‘It seems to be taboo to say some kids are just bad’: Crime writer Denise Mina on her story for new book Bloody Scotland…
ONE of Scotland’s leading crime writers, Denise Mina, is used to putting her fans through the wringer.
But it was her turn to feel the chill when she visited Edinburgh Castle to research a story.
She said: “My pal and I were given a behind-the-scenes tour to all the parts visitors don’t see, like John Maclean’s cell, wooden walkways above a sheer cliff and toilets that soldiers used which had an 80ft drop.
“It felt like a real honour and privilege that we got to see it.
“The guide also took us to David’s Tower, which is the oldest part of the castle.
“We went down this shoogly 50ft staircase. He told us it was safe but it was swinging.
“I’m not great with heights and I wanted to stop half way down and start crying. It was like gripping on to a cliff face.”
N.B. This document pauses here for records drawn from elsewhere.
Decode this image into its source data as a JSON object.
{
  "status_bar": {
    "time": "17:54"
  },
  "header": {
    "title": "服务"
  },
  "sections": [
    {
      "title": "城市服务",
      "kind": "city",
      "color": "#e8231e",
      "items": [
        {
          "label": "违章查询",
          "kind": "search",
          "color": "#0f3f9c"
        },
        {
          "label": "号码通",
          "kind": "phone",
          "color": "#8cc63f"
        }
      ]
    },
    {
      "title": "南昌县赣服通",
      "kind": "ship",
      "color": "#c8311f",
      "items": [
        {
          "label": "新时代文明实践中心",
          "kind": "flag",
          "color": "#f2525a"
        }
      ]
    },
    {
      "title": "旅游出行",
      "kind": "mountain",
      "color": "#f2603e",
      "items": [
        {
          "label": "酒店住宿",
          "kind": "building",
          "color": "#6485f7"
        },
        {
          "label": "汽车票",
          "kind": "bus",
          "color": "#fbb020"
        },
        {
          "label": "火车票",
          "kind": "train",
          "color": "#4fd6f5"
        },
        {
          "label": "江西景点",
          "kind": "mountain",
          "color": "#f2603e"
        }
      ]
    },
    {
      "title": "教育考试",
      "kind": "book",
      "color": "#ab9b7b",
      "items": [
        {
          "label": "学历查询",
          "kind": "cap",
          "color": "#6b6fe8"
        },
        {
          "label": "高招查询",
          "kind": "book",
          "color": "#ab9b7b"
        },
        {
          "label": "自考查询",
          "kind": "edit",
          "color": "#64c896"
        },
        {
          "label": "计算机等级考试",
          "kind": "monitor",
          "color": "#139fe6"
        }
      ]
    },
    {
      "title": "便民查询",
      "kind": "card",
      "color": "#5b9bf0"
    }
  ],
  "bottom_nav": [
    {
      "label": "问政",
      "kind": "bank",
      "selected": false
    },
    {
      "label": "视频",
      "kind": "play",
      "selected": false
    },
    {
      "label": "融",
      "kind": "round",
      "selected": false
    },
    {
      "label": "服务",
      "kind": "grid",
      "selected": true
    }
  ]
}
Denise, from Glasgow, was one of 12 Tartan Noir authors asked to write a story set in an iconic Scottish location for new book, Bloody Scotland.